I guess my issue is that they always appear so negative to me, preaching the idea that everyone else is ignorant and wrong. I am also bothered by the tendency they have to try and tear people down. These are the people that say things like "Yeah Robert E. Lee was great, but not nearly as great as you think and here are the reasons why." What real purpose does that serve?
Notice that there is not one word in response to Brooks’s post. Brooks took the initiative to share his remarks in hopes of generating a discussion or thought in the reader and all that Aubrecht can do is go off on an utterly incoherent rant. Has he ever been to an academic conference? Does he have any basis for making any kind of judgment at all about what takes place or is discussed? Is he aware that a significant percentage of OAH members are high school teachers who are looking to advance their knowledge of history or that you can almost always find an NPS historian in the audience or presenting a paper? Do we really have to explain how the study of the Civil War has changed since 1865? This is a truly remarkable statement. Is he not aware that every intellectual discipline holds conventions and conferences along the lines of the OAH and AHA? I don’t know whether to be disgusted or embarrassed for this guy. Perhaps both.

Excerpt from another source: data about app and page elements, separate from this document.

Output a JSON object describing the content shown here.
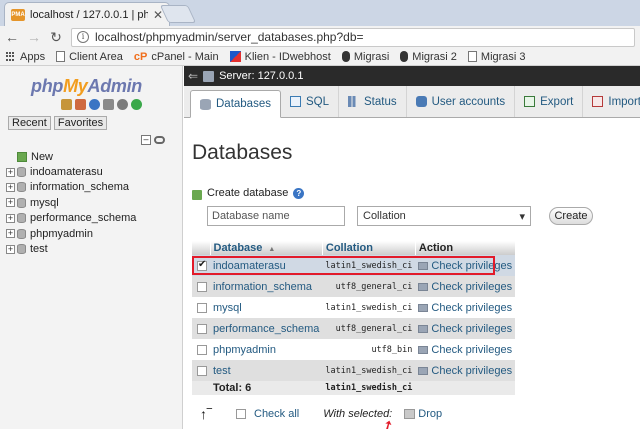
{
  "browser": {
    "tab_title": "localhost / 127.0.0.1 | php",
    "url": "localhost/phpmyadmin/server_databases.php?db=",
    "bookmarks": [
      "Apps",
      "Client Area",
      "cPanel - Main",
      "Klien - IDwebhost",
      "Migrasi",
      "Migrasi 2",
      "Migrasi 3"
    ]
  },
  "sidebar": {
    "logo": {
      "php": "php",
      "my": "My",
      "admin": "Admin"
    },
    "tabs": [
      "Recent",
      "Favorites"
    ],
    "tree": [
      "New",
      "indoamaterasu",
      "information_schema",
      "mysql",
      "performance_schema",
      "phpmyadmin",
      "test"
    ]
  },
  "main": {
    "server_label": "Server: 127.0.0.1",
    "tabs": [
      "Databases",
      "SQL",
      "Status",
      "User accounts",
      "Export",
      "Import"
    ],
    "page_title": "Databases",
    "create": {
      "label": "Create database",
      "name_placeholder": "Database name",
      "collation_value": "Collation",
      "button": "Create"
    },
    "table": {
      "headers": [
        "Database",
        "Collation",
        "Action"
      ],
      "rows": [
        {
          "name": "indoamaterasu",
          "collation": "latin1_swedish_ci",
          "action": "Check privileges",
          "checked": true
        },
        {
          "name": "information_schema",
          "collation": "utf8_general_ci",
          "action": "Check privileges",
          "checked": false
        },
        {
          "name": "mysql",
          "collation": "latin1_swedish_ci",
          "action": "Check privileges",
          "checked": false
        },
        {
          "name": "performance_schema",
          "collation": "utf8_general_ci",
          "action": "Check privileges",
          "checked": false
        },
        {
          "name": "phpmyadmin",
          "collation": "utf8_bin",
          "action": "Check privileges",
          "checked": false
        },
        {
          "name": "test",
          "collation": "latin1_swedish_ci",
          "action": "Check privileges",
          "checked": false
        }
      ],
      "total_label": "Total: 6",
      "total_collation": "latin1_swedish_ci"
    },
    "bottom": {
      "check_all": "Check all",
      "with_selected": "With selected:",
      "drop": "Drop"
    }
  },
  "colors": {
    "highlight_border": "#e21b2a",
    "link": "#235a81"
  }
}
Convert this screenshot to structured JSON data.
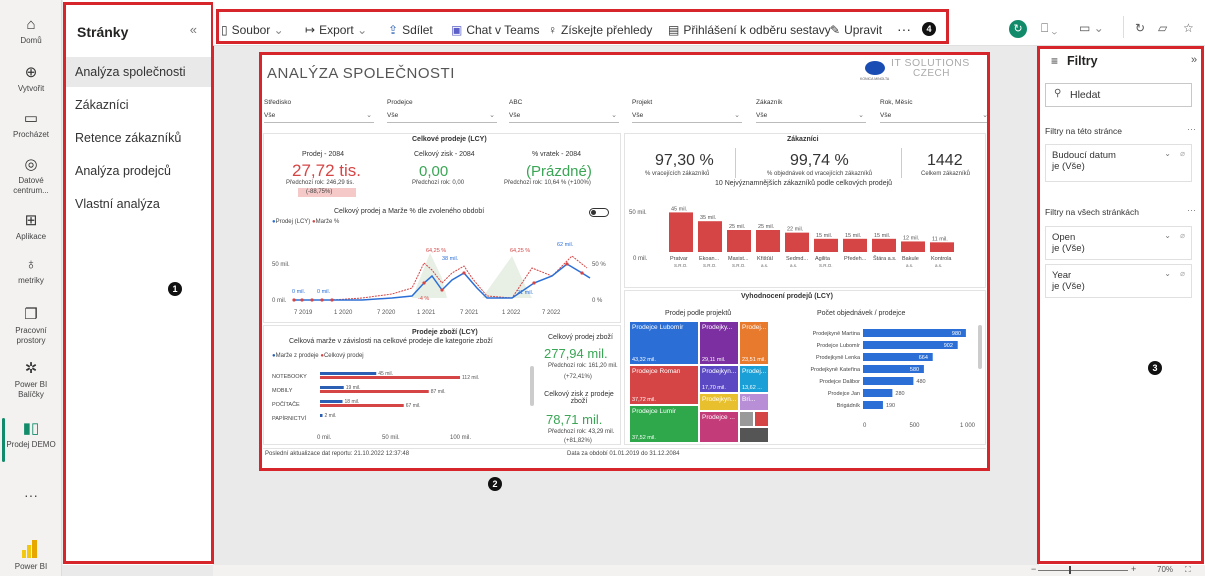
{
  "nav": {
    "items": [
      {
        "label": "Domů",
        "icon": "home-icon",
        "glyph": "⌂"
      },
      {
        "label": "Vytvořit",
        "icon": "plus-circle-icon",
        "glyph": "⊕"
      },
      {
        "label": "Procházet",
        "icon": "folder-icon",
        "glyph": "▭"
      },
      {
        "label": "Datové centrum...",
        "icon": "data-hub-icon",
        "glyph": "◎"
      },
      {
        "label": "Aplikace",
        "icon": "apps-icon",
        "glyph": "⊞"
      },
      {
        "label": "metriky",
        "icon": "trophy-icon",
        "glyph": "♁"
      },
      {
        "label": "Pracovní prostory",
        "icon": "workspaces-icon",
        "glyph": "❐"
      },
      {
        "label": "Power BI Balíčky",
        "icon": "packages-icon",
        "glyph": "✲"
      },
      {
        "label": "Prodej DEMO",
        "icon": "report-icon",
        "glyph": "▮▯"
      }
    ],
    "more": "···",
    "brand": "Power BI"
  },
  "pages": {
    "title": "Stránky",
    "items": [
      "Analýza společnosti",
      "Zákazníci",
      "Retence zákazníků",
      "Analýza prodejců",
      "Vlastní analýza"
    ]
  },
  "toolbar": {
    "file": "Soubor",
    "export": "Export",
    "share": "Sdílet",
    "teams": "Chat v Teams",
    "insights": "Získejte přehledy",
    "subscribe": "Přihlášení k odběru sestavy",
    "edit": "Upravit",
    "more": "···"
  },
  "badges": [
    "1",
    "2",
    "3",
    "4"
  ],
  "report": {
    "title": "ANALÝZA SPOLEČNOSTI",
    "logo_line1": "IT SOLUTIONS",
    "logo_line2": "CZECH",
    "logo_small": "KONICA MINOLTA",
    "slicers": [
      {
        "label": "Středisko",
        "value": "Vše"
      },
      {
        "label": "Prodejce",
        "value": "Vše"
      },
      {
        "label": "ABC",
        "value": "Vše"
      },
      {
        "label": "Projekt",
        "value": "Vše"
      },
      {
        "label": "Zákazník",
        "value": "Vše"
      },
      {
        "label": "Rok, Měsíc",
        "value": "Vše"
      }
    ],
    "sales": {
      "header": "Celkové prodeje (LCY)",
      "k1_label": "Prodej - 2084",
      "k1_value": "27,72 tis.",
      "k1_prev": "Předchozí rok: 246,29 tis.",
      "k1_delta": "(-88,75%)",
      "k2_label": "Celkový zisk - 2084",
      "k2_value": "0,00",
      "k2_prev": "Předchozí rok: 0,00",
      "k3_label": "% vratek - 2084",
      "k3_value": "(Prázdné)",
      "k3_prev": "Předchozí rok: 10,64 % (+100%)",
      "chart_title": "Celkový prodej a Marže % dle zvoleného období",
      "legend1": "Prodej (LCY)",
      "legend2": "Marže %",
      "y_top": "50 mil.",
      "y_bottom": "0 mil.",
      "y2_top": "50 %",
      "y2_bottom": "0 %",
      "x_labels": [
        "7 2019",
        "1 2020",
        "7 2020",
        "1 2021",
        "7 2021",
        "1 2022",
        "7 2022"
      ],
      "annotations": [
        "64,25 %",
        "64,25 %",
        "62 mil.",
        "38 mil.",
        "21 mil.",
        "0 mil.",
        "0 mil.",
        "-4 %"
      ]
    },
    "goods": {
      "title": "Prodeje zboží (LCY)",
      "subtitle": "Celková marže v závislosti na celkové prodeje dle kategorie zboží",
      "legend1": "Marže z prodeje",
      "legend2": "Celkový prodej",
      "categories": [
        "NOTEBOOKY",
        "MOBILY",
        "POČÍTAČE",
        "PAPÍRNICTVÍ"
      ],
      "axis": [
        "0 mil.",
        "50 mil.",
        "100 mil."
      ],
      "kpi1_label": "Celkový prodej zboží",
      "kpi1_value": "277,94 mil.",
      "kpi1_prev": "Předchozí rok: 161,20 mil.",
      "kpi1_delta": "(+72,41%)",
      "kpi2_label": "Celkový zisk z prodeje zboží",
      "kpi2_value": "78,71 mil.",
      "kpi2_prev": "Předchozí rok: 43,29 mil.",
      "kpi2_delta": "(+81,82%)"
    },
    "customers": {
      "header": "Zákazníci",
      "k1_value": "97,30 %",
      "k1_label": "% vracejících zákazníků",
      "k2_value": "99,74 %",
      "k2_label": "% objednávek od vracejících zákazníků",
      "k3_value": "1442",
      "k3_label": "Celkem zákazníků",
      "top_title": "10 Nejvýznamnějších zákazníků podle celkových prodejů",
      "y_top": "50 mil.",
      "y_bottom": "0 mil."
    },
    "sellers": {
      "header": "Vyhodnocení prodejů (LCY)",
      "treemap_title": "Prodej podle projektů",
      "tiles": [
        {
          "label": "Prodejce Lubomír",
          "value": "43,32 mil."
        },
        {
          "label": "Prodejky...",
          "value": "29,11 mil."
        },
        {
          "label": "Prodej...",
          "value": "23,51 mil."
        },
        {
          "label": "Prodejce Roman",
          "value": "37,72 mil."
        },
        {
          "label": "Prodejkyn...",
          "value": "17,70 mil."
        },
        {
          "label": "Prodej...",
          "value": "13,62 ..."
        },
        {
          "label": "Prodejkyn...",
          "value": ""
        },
        {
          "label": "Bri...",
          "value": ""
        },
        {
          "label": "Prodejce Lumír",
          "value": "37,52 mil."
        },
        {
          "label": "Prodejce ...",
          "value": ""
        }
      ],
      "bar_title": "Počet objednávek / prodejce",
      "axis": [
        "0",
        "500",
        "1 000"
      ]
    },
    "footer_left": "Poslední aktualizace dat reportu: 21.10.2022 12:37:48",
    "footer_right": "Data za období 01.01.2019 do 31.12.2084"
  },
  "filters": {
    "title": "Filtry",
    "search_placeholder": "Hledat",
    "section_page": "Filtry na této stránce",
    "section_all": "Filtry na všech stránkách",
    "page_filters": [
      {
        "name": "Budoucí datum",
        "value": "je (Vše)"
      }
    ],
    "all_filters": [
      {
        "name": "Open",
        "value": "je (Vše)"
      },
      {
        "name": "Year",
        "value": "je (Vše)"
      }
    ]
  },
  "status": {
    "zoom": "70%"
  },
  "chart_data": [
    {
      "type": "bar",
      "title": "10 Nejvýznamnějších zákazníků podle celkových prodejů",
      "categories": [
        "Pratvar",
        "Ekoan...",
        "Maxist...",
        "Křišťál",
        "Sedmd...",
        "Agilita",
        "Předeh...",
        "Štára a.s.",
        "Bakule",
        "Kontrola"
      ],
      "category_sublabels": [
        "S.R.O.",
        "S.R.O.",
        "S.R.O.",
        "a.s.",
        "a.s.",
        "S.R.O.",
        "",
        "",
        "a.s.",
        "a.s."
      ],
      "values": [
        45,
        35,
        25,
        25,
        22,
        15,
        15,
        15,
        12,
        11
      ],
      "data_labels": [
        "45 mil.",
        "35 mil.",
        "25 mil.",
        "25 mil.",
        "22 mil.",
        "15 mil.",
        "15 mil.",
        "15 mil.",
        "12 mil.",
        "11 mil."
      ],
      "ylim": [
        0,
        50
      ],
      "color": "#d64545"
    },
    {
      "type": "bar",
      "title": "Počet objednávek / prodejce",
      "orientation": "horizontal",
      "categories": [
        "Prodejkyně Martina",
        "Prodejce Lubomír",
        "Prodejkyně Lenka",
        "Prodejkyně Kateřina",
        "Prodejce Dalibor",
        "Prodejce Jan",
        "Brigádník"
      ],
      "values": [
        980,
        902,
        664,
        580,
        480,
        280,
        190
      ],
      "xlim": [
        0,
        1000
      ],
      "color": "#2b6fd6"
    },
    {
      "type": "bar",
      "title": "Prodeje zboží (LCY)",
      "orientation": "horizontal",
      "categories": [
        "NOTEBOOKY",
        "MOBILY",
        "POČÍTAČE",
        "PAPÍRNICTVÍ"
      ],
      "series": [
        {
          "name": "Marže z prodeje",
          "values": [
            45,
            19,
            18,
            2
          ],
          "labels": [
            "45 mil.",
            "19 mil.",
            "18 mil.",
            "2 mil."
          ],
          "color": "#2b5fb3"
        },
        {
          "name": "Celkový prodej",
          "values": [
            112,
            87,
            67,
            0
          ],
          "labels": [
            "112 mil.",
            "87 mil.",
            "67 mil.",
            ""
          ],
          "color": "#d64545"
        }
      ],
      "xlim": [
        0,
        120
      ]
    },
    {
      "type": "line",
      "title": "Celkový prodej a Marže % dle zvoleného období",
      "x": [
        "7 2019",
        "1 2020",
        "7 2020",
        "1 2021",
        "7 2021",
        "1 2022",
        "7 2022"
      ],
      "series": [
        {
          "name": "Prodej (LCY)",
          "values": [
            0,
            0,
            2,
            30,
            38,
            5,
            62
          ],
          "color": "#2b6fd6"
        },
        {
          "name": "Marže %",
          "values": [
            0,
            0,
            5,
            45,
            60,
            10,
            55
          ],
          "color": "#d64545"
        }
      ]
    }
  ]
}
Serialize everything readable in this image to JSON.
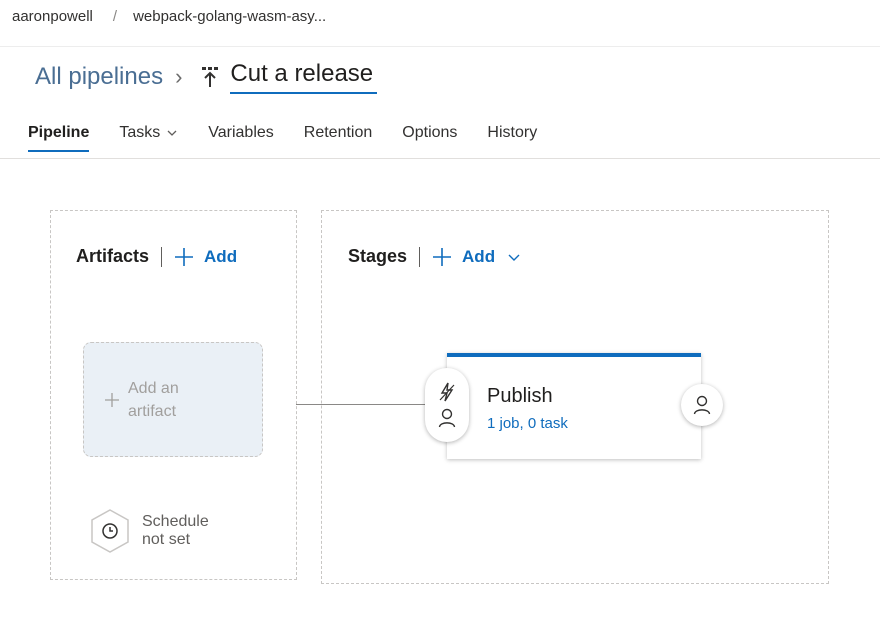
{
  "breadcrumb": {
    "org": "aaronpowell",
    "separator": "/",
    "project": "webpack-golang-wasm-asy..."
  },
  "header": {
    "all_pipelines": "All pipelines",
    "chevron": "›",
    "pipeline_title": "Cut a release"
  },
  "tabs": [
    {
      "label": "Pipeline",
      "active": true
    },
    {
      "label": "Tasks",
      "has_dropdown": true
    },
    {
      "label": "Variables"
    },
    {
      "label": "Retention"
    },
    {
      "label": "Options"
    },
    {
      "label": "History"
    }
  ],
  "artifacts": {
    "heading": "Artifacts",
    "add_label": "Add",
    "placeholder_line1": "Add an",
    "placeholder_line2": "artifact",
    "schedule_line1": "Schedule",
    "schedule_line2": "not set"
  },
  "stages": {
    "heading": "Stages",
    "add_label": "Add",
    "items": [
      {
        "name": "Publish",
        "meta": "1 job, 0 task"
      }
    ]
  },
  "colors": {
    "accent": "#0f6cbd",
    "link_muted": "#4a6e93",
    "placeholder_bg": "#eaf0f6"
  },
  "icons": {
    "pipeline": "release-pipeline-icon",
    "add": "plus-icon",
    "schedule": "clock-hexagon-icon",
    "pre_trigger": "lightning-icon",
    "approver": "person-icon"
  }
}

In the end, however, Aubrecht’s post is very useful. Again, I find it telling that his first reaction is not to respond to Brooks’s thought-provoking post, but to latch onto the fact that the content was presented at an academic conference. Does Aubrecht have any thoughts at all about Brooks’s post? Why not take the time to think about it and offer a constructive response? That last highlighted passage above sums it up nicely, which is the perception that analysis is to be understood as "negative", "preaching", and meant to point out the mistakes of others. At its worst, the passage could be understood as implying that there should be no questioning or criticism whatsoever in the world of Civil War studies.
What is unfortunate is that it seems that most of the comments in his post are a function of a lack of understanding of what goes into historical scholarship. The implicit assumption is that all historical writing is story-telling rather than analysis; the writer collects a bunch of sources and than fashions a story out of it. As we all know there are plenty of deeply-ingrained stories that are held as sacred by many. Rather than see historical scholarship as trying to further our understanding many cannot but interpret it as a personal attack and this is unfortunate. Aubrecht is right about one thing and that is there is a gulf between academic historians and sections of the general public. But how does this post move towards any type of understanding as opposed to driving a wedge between the two? Not only does his post accomplish this latter goal, but it does so in the worst way possible through hyperbole and utter ignorance.
I like to think that what Brooks Simpson, Ethan Rafuse, and Mark Grimsley have done with Civil Warriors is try to make their world a bit more transparent for those of us who do not operate in the academic community. I’ve learned a great deal from all three and I appreciate the way they’ve forced me to think about various aspects of American history. In the end, the goal must be to understand more and to understand better.